Main subject of the rezoning application at the meeting of the municipal council
Liberty Consolidated Planning Commission Executive Director Jeff Ricketson was explaining a rezoning request submitted by Paul Krebs to rezone a property he owns along Airport Road and Barry McCaffrey Boulevard during the city council meeting from January 6, 2022 in Hinesville. Krebs is requesting a change from Commercial Zone 3 (C3) to Commercial Zone Two (C-2) to develop 168 townhouse units.
While explaining the petition, Councilor Diana Reid asked Ricketson to explain the difference between C-2 and C-3 zoning, saying that at the May 6, 2021 council meeting, a rezoning request was approved. for a proposed 40 unit apartment complex just up the road at Barry McCaffrey and Kelly Drive. The May 6 application was submitted by then-owner Horse Creek Partners, LLC.
While Ricketson explained that C-3 allows for a lot more uses than C-2, Reid’s question was mostly his way of bringing another topic to the fore.
“When it (the rezoning application) came to us, it came to us as Horse Creek,” she said, adding that after the May 6 rezoning, the property was sold to a new owner.
“And consistent with what our city attorney said,” Reid continued, “I think things should be disclosed. If any of us own a property that we’re going to develop, they should be disclosed.

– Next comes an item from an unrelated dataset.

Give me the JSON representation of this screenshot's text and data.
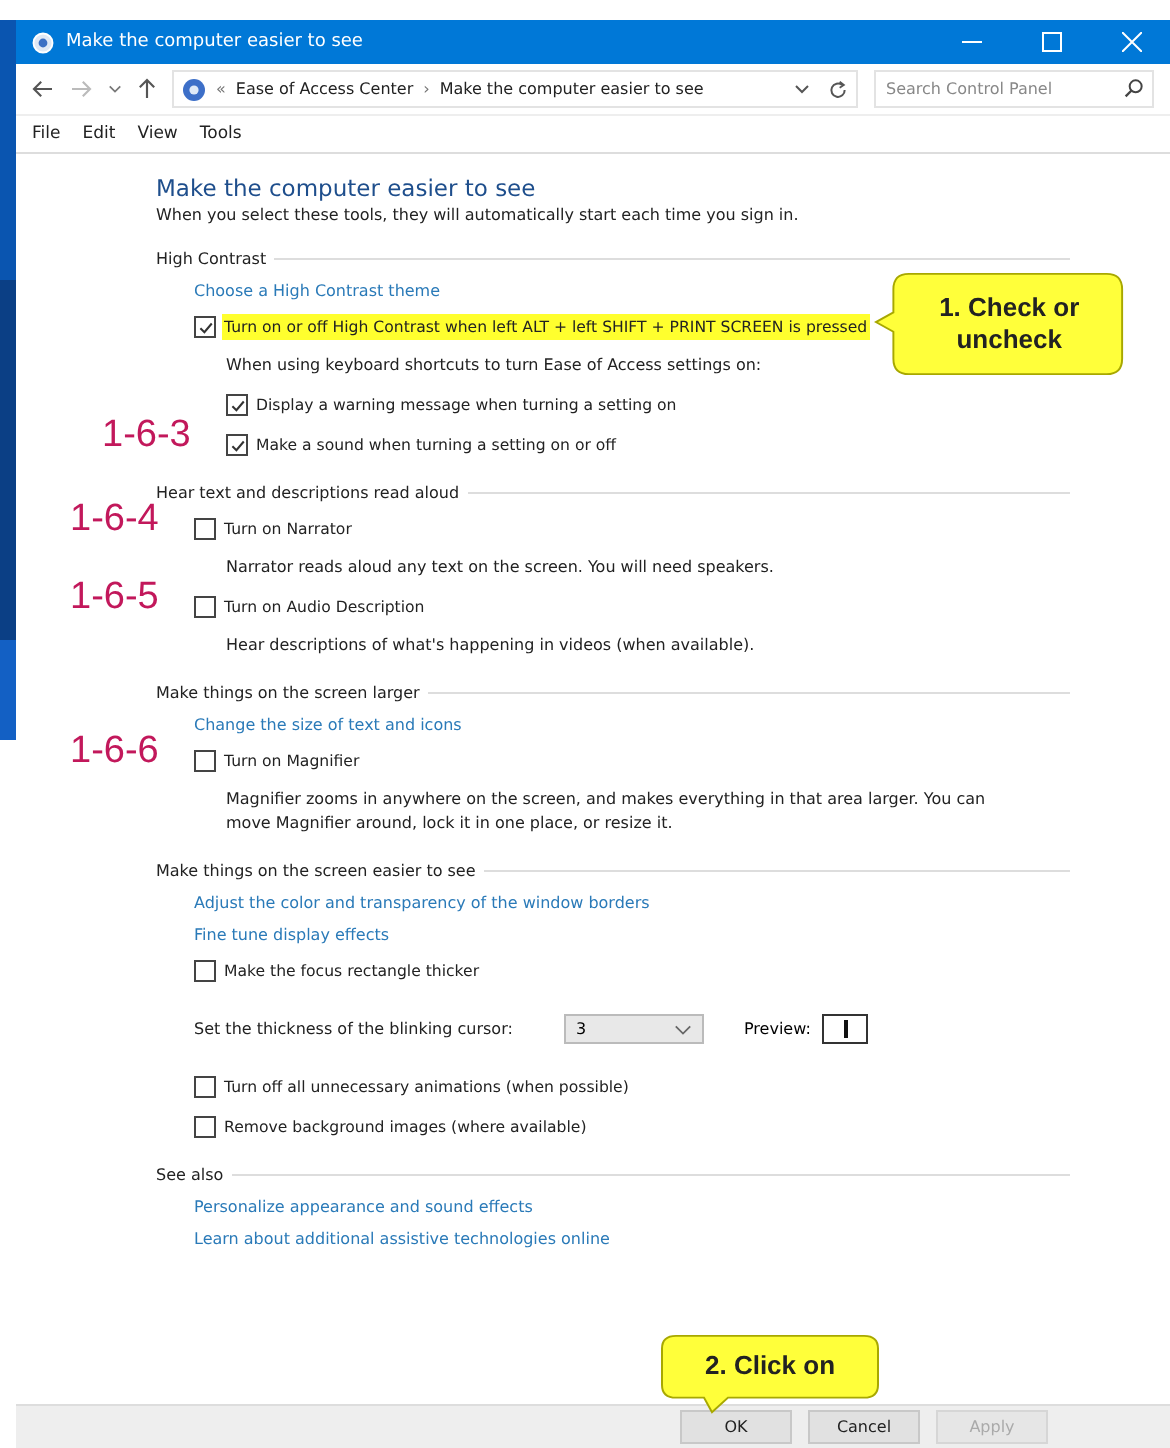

Let’s be clear, let’s be professional, and above all, let’s be honest.
Not sure if it was for anyone in particular, Mayor Allen Brown was about to continue the meeting when Reid interrupted him, saying the person it was meant for was about to speak.
“Mr. Mayor, this is totally inappropriate,” City Manager Kenneth Howard replied. “It has nothing to do with this property (Kreb rezoning request), and somehow another, we were able to integrate my property into it.”
Reid chimed in, thanking Howard for revealing that it was indeed his property now that was being developed.
“First let me say this, Mayor and Council, this has gotten out of control,” Howard said.
“I agree,” Mayor Brown said.
“I have people in the community come to me about this same type of situation,” Howard continued. “People who say I have property that I stole, bought illegally and everything else, and
this is far from the truth.
He then directed his next sentence to Reid, saying she was going to people’s homes, telling them about her property and how it was inappropriate.
“I didn’t do anything inappropriate,” Howard reiterated. “I paid for it, and it’s not the only property I have in the town of Hinesville. I’ve never experienced this kind of abuse and envy of what I have.
Reid referred to a previous meeting where she “hypothetically” asked City Attorney Linnie Darden if he thought a city employee or official should disclose their development plans. Darden had replied, noting that it would be a good idea to do so. At last week’s meeting, Darden confirmed that was his answer.
However, Howard said he was under no obligation to release the information and did not own the property at the time it was rezoned. He bought it later.
“At the time, I had no interest, no ownership in this property,” Howard said. “So there was no need for disclosure.” Howard went on to say that the rumors and allegations that he did something wrong were pure lies.
“I’ve worked hard for the past 30 years, and what I’ve done is flawless, and I’ve been very successful at it,” he said. “I will not apologize for my success.”
After the trade and a public hearing, council voted to approve Paul Krebs’ rezoning application.
The Board has approved an application by Liberty Properties and Holdings Co., LLC (Claude Dryden), for final flat approval and acceptance of dedications for seven lots on 1.29 acres on de la Marne Boulevard. They approved the final dish
approval and acceptance of allotments for a 51-lot, 17.27-acre subdivision on Grayson Avenue. They approved the final design for the Hinesville Fire Hall and Administration Building. They approved several liquor license renewals and a special one-day liquor license to serve beer and wine at the annual Liberty County Chamber of Commerce and Taste of Liberty banquet, scheduled for the January 20, 2022.
During Council Member Reports, Councilor Vicky Nelson asked about a previously mentioned Tiny Homes project.
Howard said they were discussing a tiny house program to fight affordable housing. He said they were looking to hire a replacement for Donita Gaulden, who was the director of the community development department, before moving forward with new projects. Nelson also brought up the issue regarding chickens being kept within the city limits and the city ordinance. Howard mentioned that the town is in a dispute with a current resident, adding that right now it’s stalled. Nelson also asked the city to consider a shorted television program for the city to broadcast the meetings, noting that she still hears constituents complaining about audio and technical issues while using Facebook Live. During Howard’s report, he recommended the council extend COVID precautions for an additional 30 days. Read this story on the front page of today’s Courier.